Following constant violence by the residents of the illegal Yitzhar settlement and the Israeli army, which culminated on Saturday 20 September with the murder of 14 year old Suhayb Salin, the terror inflicted on the village of Asira al Qibliya has not abated. For the last 4 nights villagers have reported that at least 2 army jeeps have entered the village releasing sounds bombs between midnight and the early hours of the morning each night before leaving.
In the last month the residents of Yitzhar settlement have been inflicting a reign of terror on the local Palestinian population. Footage taken on a camera supplied by B’Teselm showed settlers and the army attacking residents of the village and vandalising their property. In a statement to the BBC the Israeli army said that they see “the wounding of civilian Palestinians as severe, and will continue to enforce law and order”. Indeed the then Israeli Prime Minister Ehud Olmert stated the attack was “intolerable” and police would be investigating.
International activists visited the village on Friday 26 September and no Israeli police or army officials had interviewed the villagers about the events that took place during the invasion by the Yitzhar settlers.
Suhayb Salin was shot in both legs followed by multiple bullet wounds to his chest by the Israeli army. The army alleged that Suhayb was heading towards the settlement in order to throw a Molotov cocktail, however, no evidence of such a device or any weapons have so far been presented. Amir Salin the brother of Suhayb, was arrested on the evening of Monday 22 September shortly after his brothers funeral and villagers and the family are still awaiting to hear on what charges.
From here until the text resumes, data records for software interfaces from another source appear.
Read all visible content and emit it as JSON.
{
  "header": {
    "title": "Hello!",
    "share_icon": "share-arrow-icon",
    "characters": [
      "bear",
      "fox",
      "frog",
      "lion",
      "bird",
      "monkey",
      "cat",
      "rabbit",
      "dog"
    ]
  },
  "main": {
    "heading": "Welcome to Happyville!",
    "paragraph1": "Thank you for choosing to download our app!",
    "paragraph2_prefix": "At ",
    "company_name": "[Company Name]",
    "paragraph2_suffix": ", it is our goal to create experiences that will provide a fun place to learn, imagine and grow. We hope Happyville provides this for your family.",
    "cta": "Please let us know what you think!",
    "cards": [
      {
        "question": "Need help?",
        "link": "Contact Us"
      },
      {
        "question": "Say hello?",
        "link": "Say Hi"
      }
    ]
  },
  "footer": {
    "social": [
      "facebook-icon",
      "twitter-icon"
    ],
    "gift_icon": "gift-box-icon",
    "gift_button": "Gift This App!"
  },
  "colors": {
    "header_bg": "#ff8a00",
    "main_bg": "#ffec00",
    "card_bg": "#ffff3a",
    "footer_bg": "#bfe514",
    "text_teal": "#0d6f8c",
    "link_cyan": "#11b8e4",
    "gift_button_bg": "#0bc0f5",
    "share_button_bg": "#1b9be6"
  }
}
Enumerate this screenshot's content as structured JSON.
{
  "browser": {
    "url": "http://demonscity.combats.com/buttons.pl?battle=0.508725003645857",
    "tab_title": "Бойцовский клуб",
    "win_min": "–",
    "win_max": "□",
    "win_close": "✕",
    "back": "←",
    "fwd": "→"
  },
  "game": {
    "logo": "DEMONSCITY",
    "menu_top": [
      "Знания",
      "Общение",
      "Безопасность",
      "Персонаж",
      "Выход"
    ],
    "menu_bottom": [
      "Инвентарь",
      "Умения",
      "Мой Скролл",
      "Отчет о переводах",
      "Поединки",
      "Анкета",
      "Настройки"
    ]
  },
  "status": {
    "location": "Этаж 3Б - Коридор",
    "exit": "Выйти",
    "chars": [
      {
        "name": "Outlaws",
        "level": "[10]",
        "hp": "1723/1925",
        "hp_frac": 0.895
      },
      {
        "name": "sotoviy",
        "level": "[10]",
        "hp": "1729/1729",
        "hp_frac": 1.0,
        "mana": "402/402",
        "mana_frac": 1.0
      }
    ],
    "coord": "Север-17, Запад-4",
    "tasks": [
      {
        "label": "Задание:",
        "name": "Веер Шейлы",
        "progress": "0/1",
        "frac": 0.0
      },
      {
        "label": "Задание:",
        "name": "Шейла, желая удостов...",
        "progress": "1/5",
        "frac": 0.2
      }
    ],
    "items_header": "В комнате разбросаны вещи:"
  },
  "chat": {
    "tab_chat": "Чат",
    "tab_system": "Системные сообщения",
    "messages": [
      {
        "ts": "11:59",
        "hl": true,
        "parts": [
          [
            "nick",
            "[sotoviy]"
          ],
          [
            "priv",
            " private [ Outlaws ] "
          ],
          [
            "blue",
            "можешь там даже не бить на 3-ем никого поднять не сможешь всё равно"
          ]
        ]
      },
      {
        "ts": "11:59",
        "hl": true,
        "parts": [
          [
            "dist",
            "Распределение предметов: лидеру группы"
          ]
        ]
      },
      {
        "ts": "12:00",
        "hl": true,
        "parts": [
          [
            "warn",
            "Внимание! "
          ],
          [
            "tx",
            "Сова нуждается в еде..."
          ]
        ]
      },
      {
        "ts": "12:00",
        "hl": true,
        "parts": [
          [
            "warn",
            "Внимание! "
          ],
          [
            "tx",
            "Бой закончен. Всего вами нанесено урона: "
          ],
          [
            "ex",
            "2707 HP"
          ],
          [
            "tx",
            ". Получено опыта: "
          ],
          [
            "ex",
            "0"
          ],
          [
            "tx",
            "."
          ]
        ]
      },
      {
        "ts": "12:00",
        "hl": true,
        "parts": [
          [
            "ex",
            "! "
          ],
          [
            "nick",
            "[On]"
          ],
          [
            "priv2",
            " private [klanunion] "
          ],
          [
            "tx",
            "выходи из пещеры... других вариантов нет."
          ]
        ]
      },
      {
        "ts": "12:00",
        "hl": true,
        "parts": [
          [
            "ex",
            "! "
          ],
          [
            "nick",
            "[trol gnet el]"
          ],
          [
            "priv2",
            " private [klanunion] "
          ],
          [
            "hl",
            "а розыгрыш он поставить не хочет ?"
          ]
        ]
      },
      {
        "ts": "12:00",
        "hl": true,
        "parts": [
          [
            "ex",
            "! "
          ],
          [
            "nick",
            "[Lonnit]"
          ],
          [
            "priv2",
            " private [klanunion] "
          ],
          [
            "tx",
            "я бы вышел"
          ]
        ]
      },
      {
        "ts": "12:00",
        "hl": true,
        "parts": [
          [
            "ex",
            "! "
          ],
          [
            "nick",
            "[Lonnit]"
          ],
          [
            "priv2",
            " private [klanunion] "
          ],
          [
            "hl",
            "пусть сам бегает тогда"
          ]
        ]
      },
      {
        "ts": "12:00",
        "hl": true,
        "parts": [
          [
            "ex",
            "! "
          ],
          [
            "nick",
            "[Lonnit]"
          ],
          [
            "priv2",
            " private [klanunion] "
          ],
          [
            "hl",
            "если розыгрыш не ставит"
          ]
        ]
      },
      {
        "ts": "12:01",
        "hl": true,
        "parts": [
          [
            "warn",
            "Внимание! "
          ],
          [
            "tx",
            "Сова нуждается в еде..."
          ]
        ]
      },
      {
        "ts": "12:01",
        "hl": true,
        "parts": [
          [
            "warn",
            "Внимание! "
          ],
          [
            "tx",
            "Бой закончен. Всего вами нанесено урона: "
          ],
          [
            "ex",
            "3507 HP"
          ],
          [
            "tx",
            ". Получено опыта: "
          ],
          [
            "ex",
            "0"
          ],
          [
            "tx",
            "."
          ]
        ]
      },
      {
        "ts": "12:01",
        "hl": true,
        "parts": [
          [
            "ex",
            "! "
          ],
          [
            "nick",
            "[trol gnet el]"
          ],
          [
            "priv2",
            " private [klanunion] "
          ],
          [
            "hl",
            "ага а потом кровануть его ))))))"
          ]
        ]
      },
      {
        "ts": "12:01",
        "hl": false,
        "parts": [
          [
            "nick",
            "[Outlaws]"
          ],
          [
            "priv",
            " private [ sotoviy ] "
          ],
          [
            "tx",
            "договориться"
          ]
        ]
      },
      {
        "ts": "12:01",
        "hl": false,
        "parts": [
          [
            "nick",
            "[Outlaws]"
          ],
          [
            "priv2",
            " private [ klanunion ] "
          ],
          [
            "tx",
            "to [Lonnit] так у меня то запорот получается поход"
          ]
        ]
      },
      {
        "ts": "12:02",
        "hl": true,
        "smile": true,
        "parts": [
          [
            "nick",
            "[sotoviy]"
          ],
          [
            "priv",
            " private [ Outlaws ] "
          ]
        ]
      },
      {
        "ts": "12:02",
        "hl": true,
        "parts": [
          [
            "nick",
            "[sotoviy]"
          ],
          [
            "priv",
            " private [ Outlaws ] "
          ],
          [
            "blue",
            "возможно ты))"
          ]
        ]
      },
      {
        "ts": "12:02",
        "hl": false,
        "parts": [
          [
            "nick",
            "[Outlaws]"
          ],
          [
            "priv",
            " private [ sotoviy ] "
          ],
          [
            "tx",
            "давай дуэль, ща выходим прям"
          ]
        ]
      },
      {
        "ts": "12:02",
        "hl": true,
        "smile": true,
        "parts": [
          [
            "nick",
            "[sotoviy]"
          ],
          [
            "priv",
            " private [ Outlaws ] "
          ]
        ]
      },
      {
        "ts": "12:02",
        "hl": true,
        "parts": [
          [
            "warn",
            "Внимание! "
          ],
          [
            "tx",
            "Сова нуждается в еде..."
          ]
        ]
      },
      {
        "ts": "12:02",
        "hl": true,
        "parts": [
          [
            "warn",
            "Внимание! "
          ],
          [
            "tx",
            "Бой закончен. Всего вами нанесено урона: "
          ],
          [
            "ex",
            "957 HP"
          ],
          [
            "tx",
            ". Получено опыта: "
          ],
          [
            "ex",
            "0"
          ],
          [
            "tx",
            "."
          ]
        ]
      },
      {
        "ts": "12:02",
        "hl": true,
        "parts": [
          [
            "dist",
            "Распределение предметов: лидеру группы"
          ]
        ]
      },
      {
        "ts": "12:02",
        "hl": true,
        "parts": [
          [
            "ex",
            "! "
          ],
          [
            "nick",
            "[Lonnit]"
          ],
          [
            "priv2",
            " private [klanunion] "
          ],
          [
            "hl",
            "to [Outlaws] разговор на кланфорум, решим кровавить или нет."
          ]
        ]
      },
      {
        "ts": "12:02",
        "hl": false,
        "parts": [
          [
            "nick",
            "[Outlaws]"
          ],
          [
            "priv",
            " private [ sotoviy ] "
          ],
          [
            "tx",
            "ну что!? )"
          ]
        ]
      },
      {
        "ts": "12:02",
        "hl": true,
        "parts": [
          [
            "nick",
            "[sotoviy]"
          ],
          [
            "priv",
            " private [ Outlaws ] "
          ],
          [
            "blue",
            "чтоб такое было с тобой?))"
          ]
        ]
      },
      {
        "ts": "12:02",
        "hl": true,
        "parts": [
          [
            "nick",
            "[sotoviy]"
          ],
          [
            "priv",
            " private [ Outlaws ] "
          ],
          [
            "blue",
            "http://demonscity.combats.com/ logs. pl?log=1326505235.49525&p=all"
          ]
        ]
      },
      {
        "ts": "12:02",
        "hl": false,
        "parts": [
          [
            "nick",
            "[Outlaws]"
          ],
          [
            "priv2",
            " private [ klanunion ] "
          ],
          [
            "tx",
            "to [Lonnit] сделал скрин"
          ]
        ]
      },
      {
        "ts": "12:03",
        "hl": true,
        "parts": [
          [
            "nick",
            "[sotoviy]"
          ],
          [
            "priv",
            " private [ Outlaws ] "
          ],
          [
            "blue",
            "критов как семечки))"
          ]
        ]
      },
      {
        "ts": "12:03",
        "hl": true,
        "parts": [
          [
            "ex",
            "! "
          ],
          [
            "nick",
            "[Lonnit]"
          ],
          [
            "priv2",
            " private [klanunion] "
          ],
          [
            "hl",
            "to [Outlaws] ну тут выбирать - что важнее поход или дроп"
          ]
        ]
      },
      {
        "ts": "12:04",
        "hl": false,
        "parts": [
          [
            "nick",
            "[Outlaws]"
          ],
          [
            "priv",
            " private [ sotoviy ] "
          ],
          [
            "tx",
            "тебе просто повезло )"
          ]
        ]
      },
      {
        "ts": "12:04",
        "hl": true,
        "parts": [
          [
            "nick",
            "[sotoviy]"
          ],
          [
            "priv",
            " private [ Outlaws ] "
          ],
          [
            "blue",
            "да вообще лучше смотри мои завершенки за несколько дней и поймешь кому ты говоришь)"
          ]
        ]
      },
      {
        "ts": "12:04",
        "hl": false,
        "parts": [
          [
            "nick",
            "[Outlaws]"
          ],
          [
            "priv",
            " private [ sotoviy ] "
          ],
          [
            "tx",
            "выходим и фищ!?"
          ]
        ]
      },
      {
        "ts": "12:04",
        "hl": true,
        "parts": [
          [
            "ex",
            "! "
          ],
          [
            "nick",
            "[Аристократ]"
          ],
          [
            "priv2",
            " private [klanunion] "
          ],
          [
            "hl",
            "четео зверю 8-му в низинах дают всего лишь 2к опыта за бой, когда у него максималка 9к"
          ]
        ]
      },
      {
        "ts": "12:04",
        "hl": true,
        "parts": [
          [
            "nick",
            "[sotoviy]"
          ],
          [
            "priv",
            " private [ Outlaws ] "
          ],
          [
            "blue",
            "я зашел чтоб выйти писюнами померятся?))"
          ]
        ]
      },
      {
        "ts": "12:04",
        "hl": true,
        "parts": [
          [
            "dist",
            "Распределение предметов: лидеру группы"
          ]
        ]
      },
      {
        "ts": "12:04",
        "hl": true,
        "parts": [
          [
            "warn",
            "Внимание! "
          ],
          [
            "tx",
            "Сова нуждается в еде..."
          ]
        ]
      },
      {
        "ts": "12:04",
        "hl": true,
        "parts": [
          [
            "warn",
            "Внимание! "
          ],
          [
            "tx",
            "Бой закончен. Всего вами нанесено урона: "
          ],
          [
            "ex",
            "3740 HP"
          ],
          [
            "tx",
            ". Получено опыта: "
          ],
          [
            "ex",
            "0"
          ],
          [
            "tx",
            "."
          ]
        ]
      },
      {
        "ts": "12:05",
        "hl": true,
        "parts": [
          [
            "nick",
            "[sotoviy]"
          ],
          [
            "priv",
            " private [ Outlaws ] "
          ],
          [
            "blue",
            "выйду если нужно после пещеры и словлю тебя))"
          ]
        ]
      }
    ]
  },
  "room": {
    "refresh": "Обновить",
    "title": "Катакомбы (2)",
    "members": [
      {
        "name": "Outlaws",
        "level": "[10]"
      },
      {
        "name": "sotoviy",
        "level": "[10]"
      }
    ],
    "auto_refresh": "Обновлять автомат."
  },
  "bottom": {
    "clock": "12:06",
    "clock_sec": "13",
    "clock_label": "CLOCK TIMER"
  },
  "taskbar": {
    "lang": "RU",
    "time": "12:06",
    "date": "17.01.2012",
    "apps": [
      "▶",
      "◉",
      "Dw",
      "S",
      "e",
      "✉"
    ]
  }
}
Much of the village’s land populated olive trees, falls near the settlement and with the harvest due to start in the next 2 weeks, collaboration between the army and the settlers to inflict violence on the Palestinian population, requires a strong international presence. The Israeli administration has only allowed 3 days for the farmers to access their lands in an area that requires at least 10 days to harvest. This leaves them open to violent and indeed fatal attacks by settlers during this economically important period for Palestinian farmers and their families, who rely heavily on the annual harvest.